Contact: Hugues Fulchiron, professor at the Université Jean Moulin Lyon 3, Institut universitaire de France

Institut français de l'éducation (IFE) / Laboratoire de l'éducation (LLE)

Education is a major area of research, social experimentation and public debate in many countries around the world, chiefly OECD countries. The study of education requires an interdisciplinary approach involving the social sciences and many other fields (e.g. computer science, cognitive science, etc.). It is a rich area, and innovative ideas covering major themes are being explored on the global stage: education and cognition, disciplinary teaching methods and educational curricula, digital and hybrid education, education and health, the history and political sociology of educational systems, education and social justice, higher education, vocational training, and the organization of educational systems.
At the ENS de Lyon, two organizations are devoted tresearch on educational issues: the Institut français de l’Éducation (IFE) and the Laboratoire de l’Éducation (LLE). Both of these organizations are working to develop collaborative and interdisciplinary projects. Many of these projects are building or strengthening partnerships with research teams at the Lyon-Saint-Étienne site (ECP, S2HEP).

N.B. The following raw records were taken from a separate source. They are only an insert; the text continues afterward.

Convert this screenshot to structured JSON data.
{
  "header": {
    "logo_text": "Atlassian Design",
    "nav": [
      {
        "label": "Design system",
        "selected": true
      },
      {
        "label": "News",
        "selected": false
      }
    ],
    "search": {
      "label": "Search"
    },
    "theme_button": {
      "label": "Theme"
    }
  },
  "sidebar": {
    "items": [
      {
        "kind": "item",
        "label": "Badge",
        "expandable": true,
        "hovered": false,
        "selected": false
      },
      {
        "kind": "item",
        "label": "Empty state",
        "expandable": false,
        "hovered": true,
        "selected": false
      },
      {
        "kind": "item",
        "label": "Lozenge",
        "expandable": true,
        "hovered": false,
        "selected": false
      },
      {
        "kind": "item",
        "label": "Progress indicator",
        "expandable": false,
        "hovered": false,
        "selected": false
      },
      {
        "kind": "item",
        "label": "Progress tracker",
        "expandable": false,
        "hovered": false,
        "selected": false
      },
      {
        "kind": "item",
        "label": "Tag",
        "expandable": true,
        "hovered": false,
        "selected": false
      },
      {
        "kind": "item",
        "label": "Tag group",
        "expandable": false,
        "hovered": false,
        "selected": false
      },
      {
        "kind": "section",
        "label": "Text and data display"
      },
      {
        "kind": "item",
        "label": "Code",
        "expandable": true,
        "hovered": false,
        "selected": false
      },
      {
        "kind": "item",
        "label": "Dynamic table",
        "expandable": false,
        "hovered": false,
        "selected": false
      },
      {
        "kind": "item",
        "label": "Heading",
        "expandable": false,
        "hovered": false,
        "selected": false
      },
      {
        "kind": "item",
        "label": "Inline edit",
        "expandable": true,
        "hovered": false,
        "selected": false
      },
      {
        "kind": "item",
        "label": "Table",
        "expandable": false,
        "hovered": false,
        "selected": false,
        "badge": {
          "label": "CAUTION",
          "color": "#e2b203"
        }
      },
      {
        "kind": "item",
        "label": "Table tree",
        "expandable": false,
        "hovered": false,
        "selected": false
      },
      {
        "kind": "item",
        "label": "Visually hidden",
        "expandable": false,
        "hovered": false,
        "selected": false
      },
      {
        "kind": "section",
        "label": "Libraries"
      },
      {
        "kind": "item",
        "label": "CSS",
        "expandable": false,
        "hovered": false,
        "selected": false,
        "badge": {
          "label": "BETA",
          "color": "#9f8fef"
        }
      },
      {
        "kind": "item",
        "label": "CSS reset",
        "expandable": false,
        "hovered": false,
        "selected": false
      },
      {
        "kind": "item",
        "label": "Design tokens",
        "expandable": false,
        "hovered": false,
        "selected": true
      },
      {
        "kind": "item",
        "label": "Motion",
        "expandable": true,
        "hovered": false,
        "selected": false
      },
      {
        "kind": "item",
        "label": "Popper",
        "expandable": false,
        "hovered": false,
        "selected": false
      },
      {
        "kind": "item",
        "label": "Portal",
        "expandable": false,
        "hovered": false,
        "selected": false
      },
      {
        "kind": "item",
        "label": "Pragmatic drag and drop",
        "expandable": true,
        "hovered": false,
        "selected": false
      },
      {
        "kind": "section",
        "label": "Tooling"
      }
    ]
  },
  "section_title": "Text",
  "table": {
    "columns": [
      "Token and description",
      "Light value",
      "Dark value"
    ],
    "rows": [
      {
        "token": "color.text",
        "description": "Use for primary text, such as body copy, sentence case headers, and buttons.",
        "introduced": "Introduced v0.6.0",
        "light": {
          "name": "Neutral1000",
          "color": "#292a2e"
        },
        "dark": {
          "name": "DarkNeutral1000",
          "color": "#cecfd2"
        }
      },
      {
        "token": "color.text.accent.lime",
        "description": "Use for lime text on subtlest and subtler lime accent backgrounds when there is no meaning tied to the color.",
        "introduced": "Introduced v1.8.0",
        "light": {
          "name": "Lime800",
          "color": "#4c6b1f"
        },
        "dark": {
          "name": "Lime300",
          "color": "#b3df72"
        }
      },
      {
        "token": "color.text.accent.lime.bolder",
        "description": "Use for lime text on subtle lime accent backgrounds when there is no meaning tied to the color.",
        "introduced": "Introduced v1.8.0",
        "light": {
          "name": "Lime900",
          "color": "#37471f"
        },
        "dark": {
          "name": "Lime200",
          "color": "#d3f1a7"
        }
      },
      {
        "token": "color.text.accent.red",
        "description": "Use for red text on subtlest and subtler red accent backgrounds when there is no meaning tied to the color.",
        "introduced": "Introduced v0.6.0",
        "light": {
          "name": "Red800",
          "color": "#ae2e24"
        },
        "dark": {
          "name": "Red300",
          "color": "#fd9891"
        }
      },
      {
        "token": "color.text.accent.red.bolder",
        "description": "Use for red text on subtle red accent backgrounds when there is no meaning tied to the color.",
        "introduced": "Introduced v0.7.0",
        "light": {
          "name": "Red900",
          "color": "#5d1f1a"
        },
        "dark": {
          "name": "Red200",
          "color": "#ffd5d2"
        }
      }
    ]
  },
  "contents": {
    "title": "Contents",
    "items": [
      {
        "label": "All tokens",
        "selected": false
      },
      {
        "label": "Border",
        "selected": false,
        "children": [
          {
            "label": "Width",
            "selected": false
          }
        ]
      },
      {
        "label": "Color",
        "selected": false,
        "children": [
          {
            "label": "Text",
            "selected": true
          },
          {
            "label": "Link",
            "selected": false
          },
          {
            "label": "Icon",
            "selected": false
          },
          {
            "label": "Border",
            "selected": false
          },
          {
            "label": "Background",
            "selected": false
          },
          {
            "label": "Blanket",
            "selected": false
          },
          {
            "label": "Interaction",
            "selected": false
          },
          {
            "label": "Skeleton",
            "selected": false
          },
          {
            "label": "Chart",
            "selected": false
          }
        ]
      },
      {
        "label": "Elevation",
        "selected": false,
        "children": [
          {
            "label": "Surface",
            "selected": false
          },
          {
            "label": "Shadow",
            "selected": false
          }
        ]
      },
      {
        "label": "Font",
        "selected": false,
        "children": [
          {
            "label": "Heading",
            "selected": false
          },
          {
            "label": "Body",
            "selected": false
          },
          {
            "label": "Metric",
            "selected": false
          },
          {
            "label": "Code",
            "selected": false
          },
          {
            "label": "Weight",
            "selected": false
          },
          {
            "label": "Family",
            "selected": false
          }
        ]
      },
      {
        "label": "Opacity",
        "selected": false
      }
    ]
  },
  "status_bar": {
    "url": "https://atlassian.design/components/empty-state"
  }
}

As part of the ENS de Lyon, the Institut français de l’éducation is a national institute focused on research, education and the transfer of knowledge in the field of education, building upon constant interactions with educational communities. It is built around service centers (for training and disseminating knowledge) and offers research and education programs that are updated every three years, taught both by researchers at the ENS and guest researchers, including guests from abroad. The IFE studies the field of education as a whole, from preschool through university, investigating both formal education and continuing education. One of its key missions is to contribute to the public debate about contemporary issues in education and to provide the public with scientific and technological resources.
Three areas of focus have been chosen for 2019-2022: educational professions and territories, teaching in higher education, and apprenticeships and disciplinary teaching methods.
Created in January 2016, jointly led by the ENS de Lyon and the CNRS, the Laboratoire de l’éducation is a Mixed Service Unit (UMS 3773) and the foundation of an incubator for interdisciplinary research projects in the field of education and learning. The UMS has five key partners: the ICAR mixed research units ICAR, LARHRA , the Max Weber Center , Triangle , and the IFÉ (Institut français de l'éducation). Within the Lyon-Saint-Étienne site, the UMS belongs to the Structure Fédérative de Recherche Educola (Education, Cognition, Language). The interdisciplinary incubator focuses on four main fields of interest: education and learning, education and society, public action and educational institutions, and interfaces: spreading knowledge.
These two organizations provide a very favorable working environment for researchers, especially for those who are looking to collaborate on one of the education and research projects led by the IFE, providing facilities (offices, equipment, funding) and integrating researchers into the research and education team.